## PROBLEM TO WORK ON:
Could you please reproduce every record below exactly, leaving out the pictures?

[Interface dataset entries]
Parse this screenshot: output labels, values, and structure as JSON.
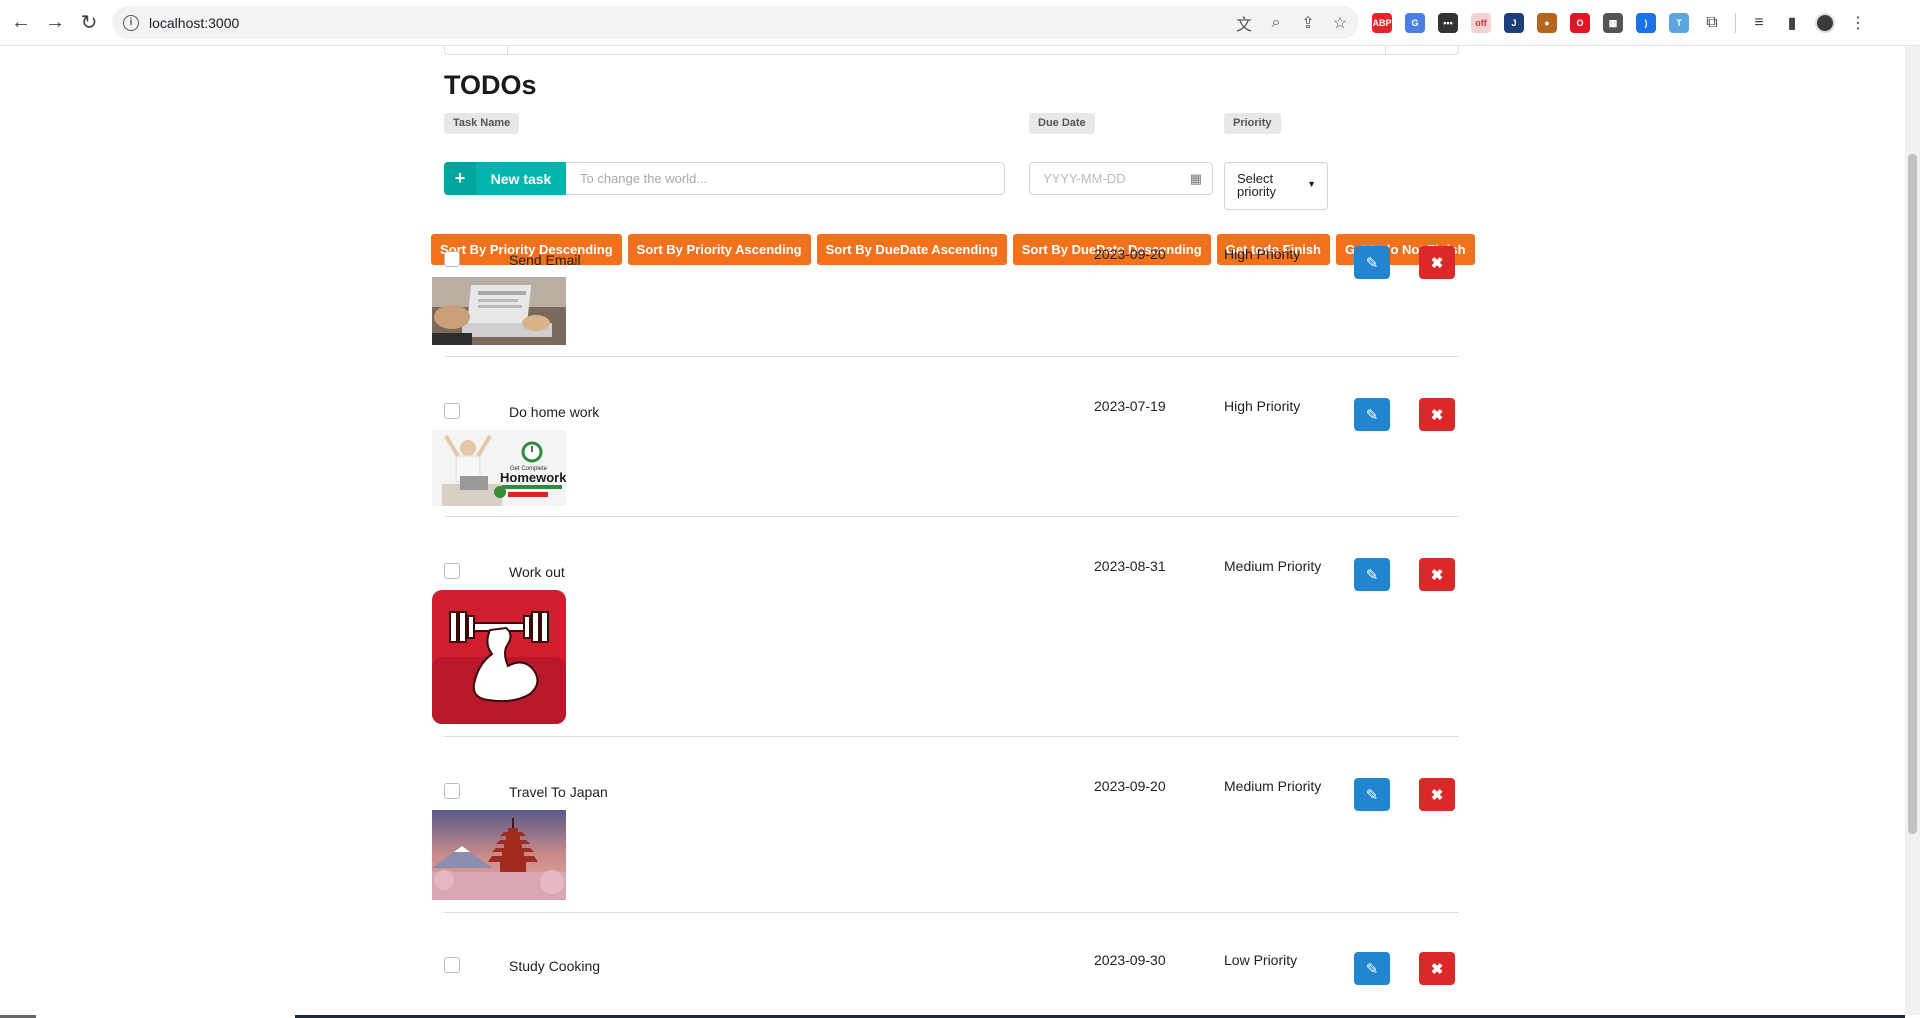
{
  "browser": {
    "url": "localhost:3000",
    "extensions": [
      {
        "icon": "adblock-icon",
        "text": "ABP",
        "color": "#e3242b"
      },
      {
        "icon": "translate-ext-icon",
        "text": "G",
        "color": "#4a7fe0"
      },
      {
        "icon": "dots-ext-icon",
        "text": "•••",
        "color": "#333333"
      },
      {
        "icon": "red-ext-icon",
        "text": "off",
        "color": "#f6d3d3"
      },
      {
        "icon": "j-ext-icon",
        "text": "J",
        "color": "#1c3f7a"
      },
      {
        "icon": "cookie-ext-icon",
        "text": "●",
        "color": "#b5651d"
      },
      {
        "icon": "opera-ext-icon",
        "text": "O",
        "color": "#e01626"
      },
      {
        "icon": "qr-ext-icon",
        "text": "▦",
        "color": "#555555"
      },
      {
        "icon": "wave-ext-icon",
        "text": ")",
        "color": "#1a73e8"
      },
      {
        "icon": "blue-ext-icon",
        "text": "T",
        "color": "#5ba6e0"
      }
    ]
  },
  "app": {
    "title": "TODOs",
    "labels": {
      "task_name": "Task Name",
      "due_date": "Due Date",
      "priority": "Priority"
    },
    "new_task_label": "New task",
    "task_placeholder": "To change the world...",
    "date_placeholder": "YYYY-MM-DD",
    "priority_select": "Select priority",
    "sort_buttons": [
      "Sort By Priority Descending",
      "Sort By Priority Ascending",
      "Sort By DueDate Ascending",
      "Sort By DueDate Descending",
      "Get todo Finish",
      "Get todo Not Finish"
    ],
    "todos": [
      {
        "name": "Send Email",
        "date": "2023-09-20",
        "priority": "High Priority",
        "image": "laptop-typing-photo",
        "checked": false
      },
      {
        "name": "Do home work",
        "date": "2023-07-19",
        "priority": "High Priority",
        "image": "homework-banner-photo",
        "checked": false
      },
      {
        "name": "Work out",
        "date": "2023-08-31",
        "priority": "Medium Priority",
        "image": "dumbbell-arm-icon",
        "checked": false
      },
      {
        "name": "Travel To Japan",
        "date": "2023-09-20",
        "priority": "Medium Priority",
        "image": "japan-pagoda-photo",
        "checked": false
      },
      {
        "name": "Study Cooking",
        "date": "2023-09-30",
        "priority": "Low Priority",
        "image": "",
        "checked": false
      }
    ],
    "homework_banner_text": "Homework",
    "homework_banner_small": "Get Complete"
  },
  "colors": {
    "teal": "#00b5ad",
    "orange": "#f2711c",
    "blue": "#2185d0",
    "red": "#db2828"
  }
}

## RESPONSE TO THIS EXERCISE:
Parse this screenshot: output labels, values, and structure as JSON.
{
  "browser": {
    "url": "localhost:3000",
    "extensions": [
      {
        "icon": "adblock-icon",
        "text": "ABP",
        "color": "#e3242b"
      },
      {
        "icon": "translate-ext-icon",
        "text": "G",
        "color": "#4a7fe0"
      },
      {
        "icon": "dots-ext-icon",
        "text": "•••",
        "color": "#333333"
      },
      {
        "icon": "red-ext-icon",
        "text": "off",
        "color": "#f6d3d3"
      },
      {
        "icon": "j-ext-icon",
        "text": "J",
        "color": "#1c3f7a"
      },
      {
        "icon": "cookie-ext-icon",
        "text": "●",
        "color": "#b5651d"
      },
      {
        "icon": "opera-ext-icon",
        "text": "O",
        "color": "#e01626"
      },
      {
        "icon": "qr-ext-icon",
        "text": "▦",
        "color": "#555555"
      },
      {
        "icon": "wave-ext-icon",
        "text": ")",
        "color": "#1a73e8"
      },
      {
        "icon": "blue-ext-icon",
        "text": "T",
        "color": "#5ba6e0"
      }
    ]
  },
  "app": {
    "title": "TODOs",
    "labels": {
      "task_name": "Task Name",
      "due_date": "Due Date",
      "priority": "Priority"
    },
    "new_task_label": "New task",
    "task_placeholder": "To change the world...",
    "date_placeholder": "YYYY-MM-DD",
    "priority_select": "Select priority",
    "sort_buttons": [
      "Sort By Priority Descending",
      "Sort By Priority Ascending",
      "Sort By DueDate Ascending",
      "Sort By DueDate Descending",
      "Get todo Finish",
      "Get todo Not Finish"
    ],
    "todos": [
      {
        "name": "Send Email",
        "date": "2023-09-20",
        "priority": "High Priority",
        "image": "laptop-typing-photo",
        "checked": false
      },
      {
        "name": "Do home work",
        "date": "2023-07-19",
        "priority": "High Priority",
        "image": "homework-banner-photo",
        "checked": false
      },
      {
        "name": "Work out",
        "date": "2023-08-31",
        "priority": "Medium Priority",
        "image": "dumbbell-arm-icon",
        "checked": false
      },
      {
        "name": "Travel To Japan",
        "date": "2023-09-20",
        "priority": "Medium Priority",
        "image": "japan-pagoda-photo",
        "checked": false
      },
      {
        "name": "Study Cooking",
        "date": "2023-09-30",
        "priority": "Low Priority",
        "image": "",
        "checked": false
      }
    ],
    "homework_banner_text": "Homework",
    "homework_banner_small": "Get Complete"
  },
  "colors": {
    "teal": "#00b5ad",
    "orange": "#f2711c",
    "blue": "#2185d0",
    "red": "#db2828"
  }
}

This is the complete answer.